▶ [EXTRACTED INFORMATION]
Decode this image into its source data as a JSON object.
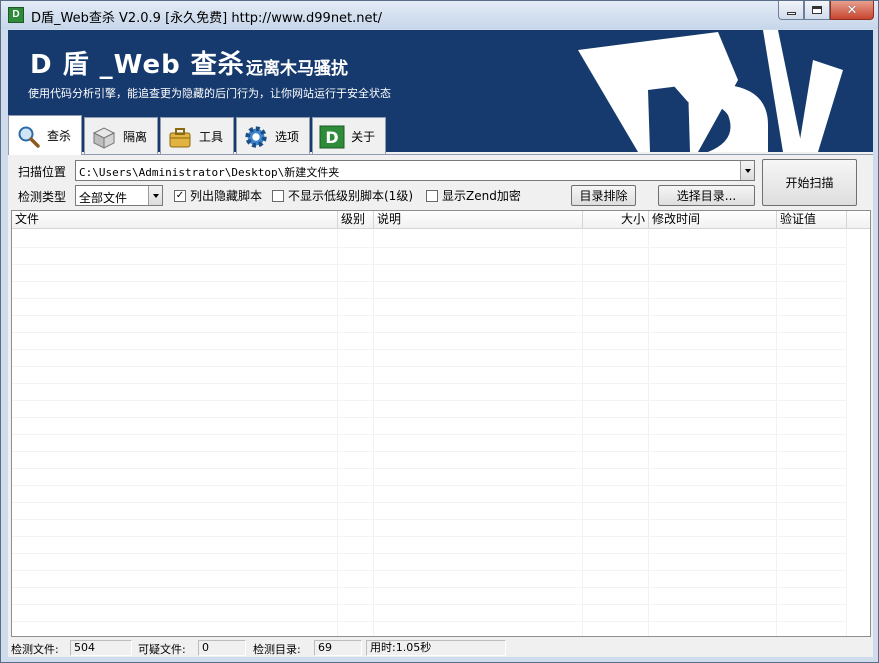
{
  "window": {
    "title": "D盾_Web查杀 V2.0.9 [永久免费] http://www.d99net.net/",
    "icon": "app-shield-icon"
  },
  "banner": {
    "title": "D 盾 _Web 查杀",
    "tagline": "远离木马骚扰",
    "subtitle": "使用代码分析引擎，能追查更为隐藏的后门行为，让你网站运行于安全状态"
  },
  "tabs": [
    {
      "label": "查杀",
      "icon": "magnifier-icon",
      "active": true
    },
    {
      "label": "隔离",
      "icon": "isolation-box-icon",
      "active": false
    },
    {
      "label": "工具",
      "icon": "toolbox-icon",
      "active": false
    },
    {
      "label": "选项",
      "icon": "gear-icon",
      "active": false
    },
    {
      "label": "关于",
      "icon": "d-logo-icon",
      "active": false
    }
  ],
  "scan": {
    "location_label": "扫描位置",
    "location_value": "C:\\Users\\Administrator\\Desktop\\新建文件夹",
    "type_label": "检测类型",
    "type_value": "全部文件",
    "opt_hidden": {
      "label": "列出隐藏脚本",
      "checked": true
    },
    "opt_lowlevel": {
      "label": "不显示低级别脚本(1级)",
      "checked": false
    },
    "opt_zend": {
      "label": "显示Zend加密",
      "checked": false
    },
    "exclude_button": "目录排除",
    "select_dir_button": "选择目录...",
    "start_button": "开始扫描"
  },
  "list": {
    "columns": [
      "文件",
      "级别",
      "说明",
      "大小",
      "修改时间",
      "验证值"
    ],
    "rows": []
  },
  "status": {
    "files_label": "检测文件:",
    "files_value": "504",
    "suspicious_label": "可疑文件:",
    "suspicious_value": "0",
    "dirs_label": "检测目录:",
    "dirs_value": "69",
    "time_value": "用时:1.05秒"
  },
  "colors": {
    "banner_bg": "#173a6e",
    "frame": "#cfdcec"
  }
}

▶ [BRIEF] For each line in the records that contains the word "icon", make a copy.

▶ [PROBLEM SOLUTION]
    "icon": "app-shield-icon"
      "icon": "magnifier-icon",
      "icon": "isolation-box-icon",
      "icon": "toolbox-icon",
      "icon": "gear-icon",
      "icon": "d-logo-icon",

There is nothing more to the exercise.